We conducted a genome-scale functional screen spanning 10,135 genes to investigate genes whose overexpression confer resistance to selective estrogen receptor degraders. In parallel, we performed whole-exome sequencing in paired pretreatment and postresistance biopsies from 60 patients with ER+ metastatic breast cancer who had developed resistance to ER-targeted therapy. Furthermore, we performed experiments to validate resistance genes/pathways and to identify drug combinations to overcome resistance.
Pathway analysis of candidate resistance genes demonstrated that the FGFR, ERBB, insulin receptor, and MAPK pathways represented key modalities of resistance. The FGFR pathway was altered via FGFR1, FGFR2, or FGF3 amplifications or FGFR2 mutations in 24 (40%) of the postresistance biopsies. In 12 of the 24 postresistance tumors exhibiting FGFR/FGF alterations, these alterations were acquired or enriched under the selective pressure of ER-directed therapy. In vitro experiments in ER+ breast cancer cells confirmed that FGFR/FGF alterations led to fulvestrant resistance as well as cross-resistance to the CDK4/6 inhibitor palbociclib. RNA sequencing of resistant cell lines demonstrated that FGFR/FGF induced resistance through ER reprogramming and activation of the MAPK pathway. The resistance phenotypes were reversed by FGFR inhibitors, a MEK inhibitor, and/or a SHP2 inhibitor.
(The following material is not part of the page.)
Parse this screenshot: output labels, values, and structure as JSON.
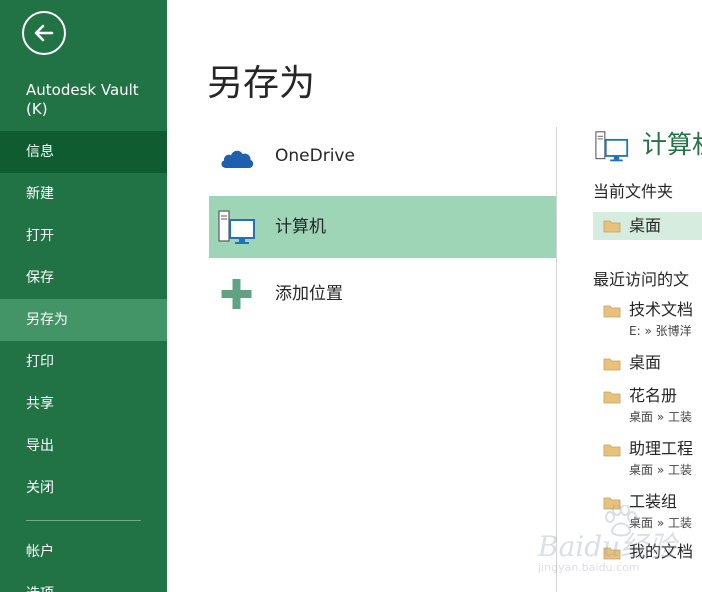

Our results suggest that FGFR pathway is a distinct mechanism of acquired resistance to ER-directed therapy that can be overcome by FGFR and/or MAPK pathway inhibitors.